Professor Irvin Korr is the researcher whose work has led to the describing of the phenomenon of the facilitated segment and its implications. In 1955 he wrote: 
Facilitation of the sensory pathways in the disturbed lesioned segments means that there is easier access to the nervous system—including the higher centres—through these segments. The lesioned segment is one through which environmental changes—especially noxious or painful stimuli—have exaggerated impact on man.
Facilitation of motor pathways leads to sustained muscular tensions, exaggerated responses, postural asymmetries, and limited and painful motion. Since the muscles have rich sensory as well as motor innervation, under these conditions, they and related tendons, ligaments, joint capsules etc. may become the sources of relatively intense and unbalanced streams of impulses.

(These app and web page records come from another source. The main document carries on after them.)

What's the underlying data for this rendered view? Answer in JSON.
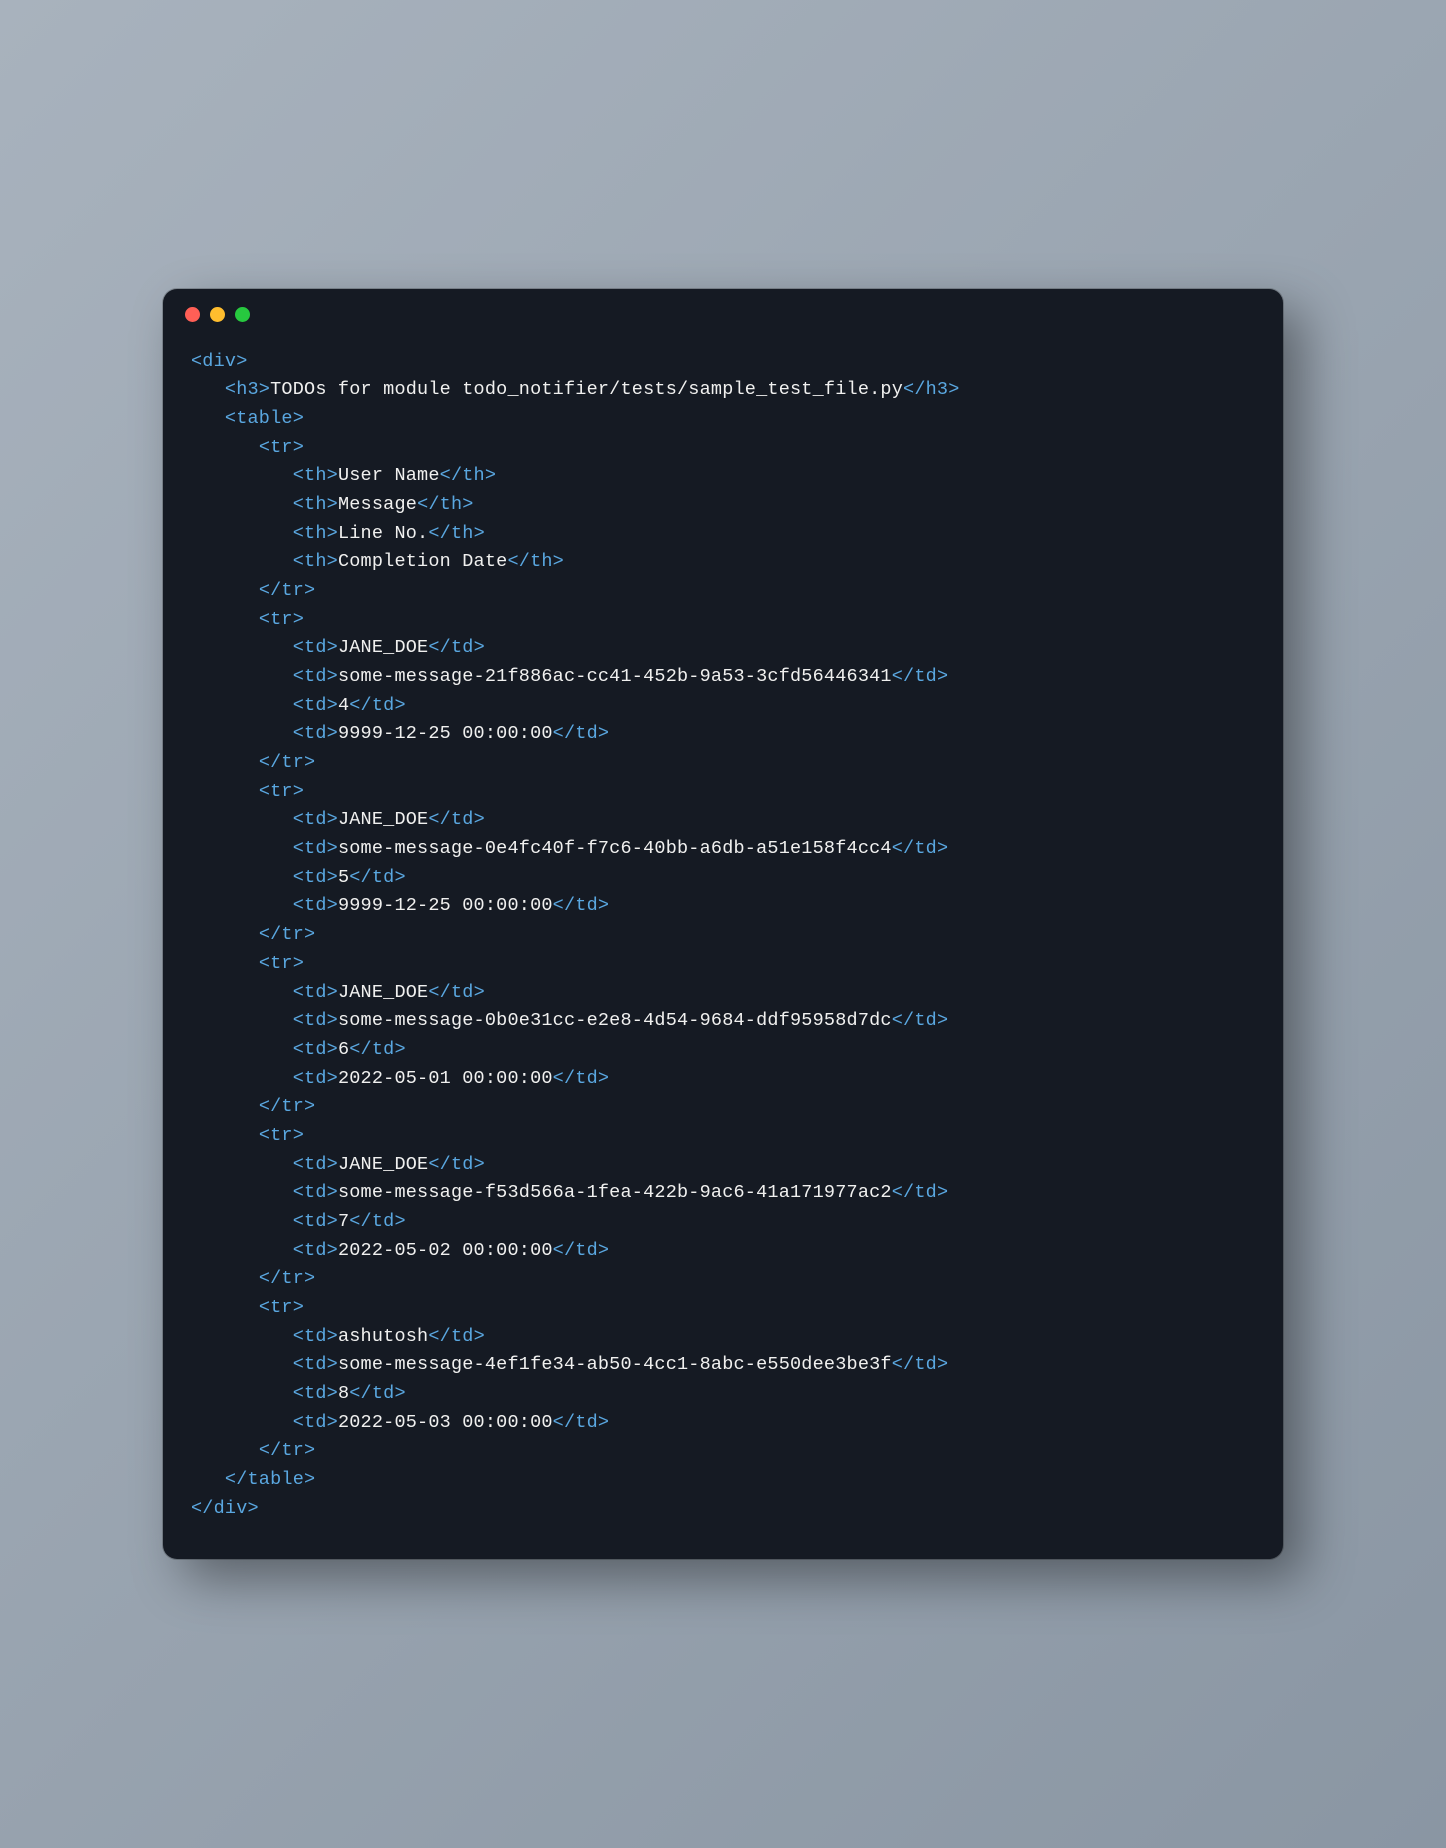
{
  "window": {
    "dots": [
      "red",
      "yellow",
      "green"
    ]
  },
  "code": {
    "heading": "TODOs for module todo_notifier/tests/sample_test_file.py",
    "headers": [
      "User Name",
      "Message",
      "Line No.",
      "Completion Date"
    ],
    "rows": [
      {
        "user": "JANE_DOE",
        "message": "some-message-21f886ac-cc41-452b-9a53-3cfd56446341",
        "line": "4",
        "date": "9999-12-25 00:00:00"
      },
      {
        "user": "JANE_DOE",
        "message": "some-message-0e4fc40f-f7c6-40bb-a6db-a51e158f4cc4",
        "line": "5",
        "date": "9999-12-25 00:00:00"
      },
      {
        "user": "JANE_DOE",
        "message": "some-message-0b0e31cc-e2e8-4d54-9684-ddf95958d7dc",
        "line": "6",
        "date": "2022-05-01 00:00:00"
      },
      {
        "user": "JANE_DOE",
        "message": "some-message-f53d566a-1fea-422b-9ac6-41a171977ac2",
        "line": "7",
        "date": "2022-05-02 00:00:00"
      },
      {
        "user": "ashutosh",
        "message": "some-message-4ef1fe34-ab50-4cc1-8abc-e550dee3be3f",
        "line": "8",
        "date": "2022-05-03 00:00:00"
      }
    ]
  }
}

The physiopathological effects of facilitation on local sympathetic pathways depend on the structures which are innerverted by those pathways; that is which viscera? which blood vessels? which glands?
The implications of an area, or areas, of the spine which is causing the various aspects of the nervous system to behave in an exaggerated manner is profound. Here is a major, perhaps the major, co-ordinating and organizing mechanism of the body, with responsibility for the defence and maintenance of life, behaving in an aberrant manner. Normally that part of the nervous system known as the sympathetic nervous system plays a vital role in organizing the adaptive and protective functions of the body. When there is sustained over-reaction on its part, damage to the organs involved, and disturbance of the entire body economy become likely. Whether or not disease results will also depend upon the total resources of the individual. Such factors as inherited tendencies, psychological balance, nutritional balance etc., all decide to some extent what physiological reserves the individual has. The facilitated segment and the havoc it causes may well be the decisive factor limiting the ability of the body to maintain itself in a disease-free state.
About The Author
A practicing naturopath, osteopath, and acupuncturist in the United Kingdom, with over forty years clinical experience, Chaitow is Editor-in-Chief, of the Journal of Bodywork and Movement Therapies
. He regularly lectures in the United States as well as Europe where he instructs......more